> **Aim of the task**:
Please write out every line of the material, leaving out any picture.

> **Data for the task**:
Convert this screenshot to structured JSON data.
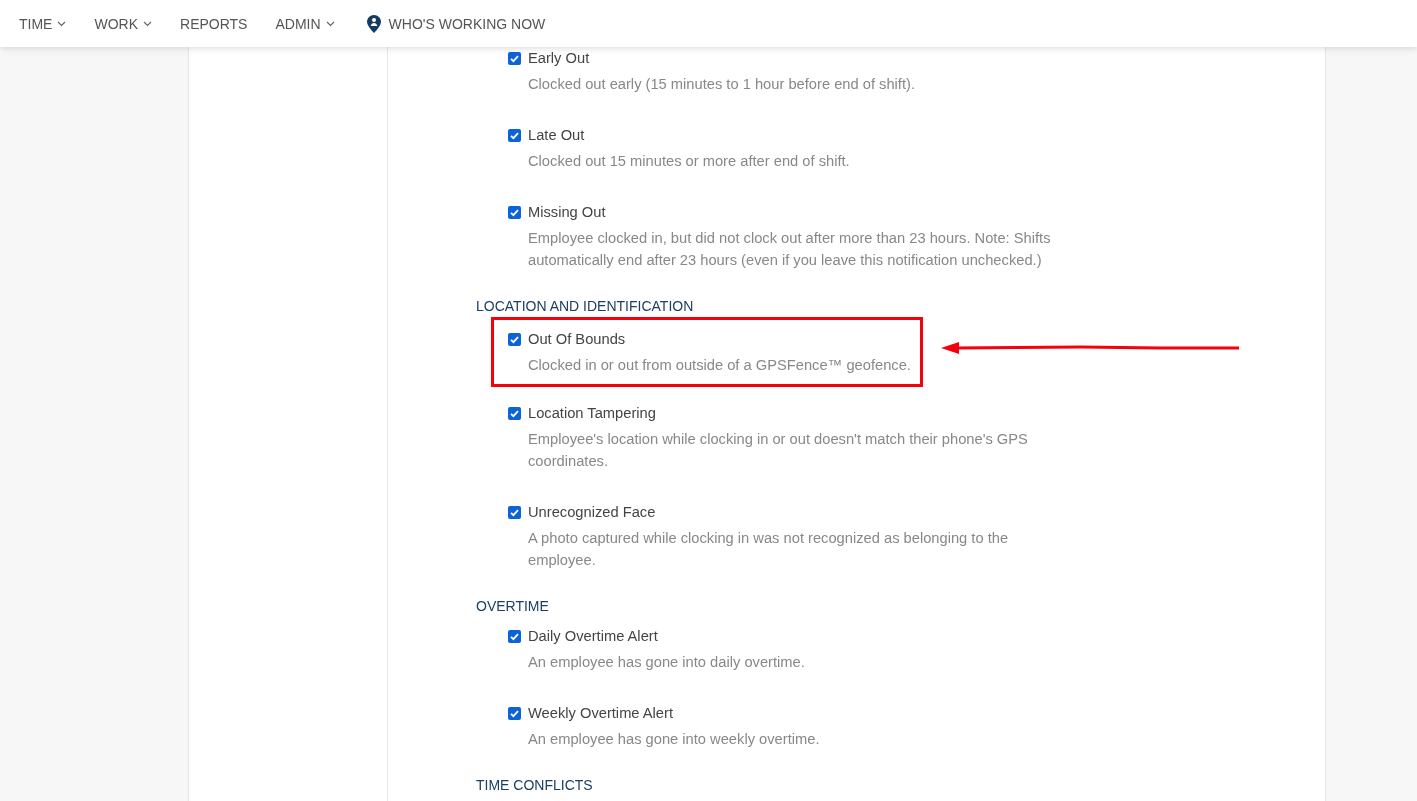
{
  "nav": [
    {
      "label": "TIME",
      "kind": "dropdown"
    },
    {
      "label": "WORK",
      "kind": "dropdown"
    },
    {
      "label": "REPORTS",
      "kind": "link"
    },
    {
      "label": "ADMIN",
      "kind": "dropdown"
    },
    {
      "label": "WHO'S WORKING NOW",
      "kind": "location"
    }
  ],
  "sections": [
    {
      "items": [
        {
          "label": "Early Out",
          "checked": true,
          "description": "Clocked out early (15 minutes to 1 hour before end of shift)."
        },
        {
          "label": "Late Out",
          "checked": true,
          "description": "Clocked out 15 minutes or more after end of shift."
        },
        {
          "label": "Missing Out",
          "checked": true,
          "description": "Employee clocked in, but did not clock out after more than 23 hours. Note: Shifts automatically end after 23 hours (even if you leave this notification unchecked.)"
        }
      ]
    },
    {
      "title": "LOCATION AND IDENTIFICATION",
      "items": [
        {
          "label": "Out Of Bounds",
          "checked": true,
          "highlighted": true,
          "description": "Clocked in or out from outside of a GPSFence™ geofence."
        },
        {
          "label": "Location Tampering",
          "checked": true,
          "description": "Employee's location while clocking in or out doesn't match their phone's GPS coordinates."
        },
        {
          "label": "Unrecognized Face",
          "checked": true,
          "description": "A photo captured while clocking in was not recognized as belonging to the employee."
        }
      ]
    },
    {
      "title": "OVERTIME",
      "items": [
        {
          "label": "Daily Overtime Alert",
          "checked": true,
          "description": "An employee has gone into daily overtime."
        },
        {
          "label": "Weekly Overtime Alert",
          "checked": true,
          "description": "An employee has gone into weekly overtime."
        }
      ]
    },
    {
      "title": "TIME CONFLICTS"
    }
  ]
}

> **Exercise output**:
Convert this screenshot to structured JSON data.
{
  "nav": [
    {
      "label": "TIME",
      "kind": "dropdown"
    },
    {
      "label": "WORK",
      "kind": "dropdown"
    },
    {
      "label": "REPORTS",
      "kind": "link"
    },
    {
      "label": "ADMIN",
      "kind": "dropdown"
    },
    {
      "label": "WHO'S WORKING NOW",
      "kind": "location"
    }
  ],
  "sections": [
    {
      "items": [
        {
          "label": "Early Out",
          "checked": true,
          "description": "Clocked out early (15 minutes to 1 hour before end of shift)."
        },
        {
          "label": "Late Out",
          "checked": true,
          "description": "Clocked out 15 minutes or more after end of shift."
        },
        {
          "label": "Missing Out",
          "checked": true,
          "description": "Employee clocked in, but did not clock out after more than 23 hours. Note: Shifts automatically end after 23 hours (even if you leave this notification unchecked.)"
        }
      ]
    },
    {
      "title": "LOCATION AND IDENTIFICATION",
      "items": [
        {
          "label": "Out Of Bounds",
          "checked": true,
          "highlighted": true,
          "description": "Clocked in or out from outside of a GPSFence™ geofence."
        },
        {
          "label": "Location Tampering",
          "checked": true,
          "description": "Employee's location while clocking in or out doesn't match their phone's GPS coordinates."
        },
        {
          "label": "Unrecognized Face",
          "checked": true,
          "description": "A photo captured while clocking in was not recognized as belonging to the employee."
        }
      ]
    },
    {
      "title": "OVERTIME",
      "items": [
        {
          "label": "Daily Overtime Alert",
          "checked": true,
          "description": "An employee has gone into daily overtime."
        },
        {
          "label": "Weekly Overtime Alert",
          "checked": true,
          "description": "An employee has gone into weekly overtime."
        }
      ]
    },
    {
      "title": "TIME CONFLICTS"
    }
  ]
}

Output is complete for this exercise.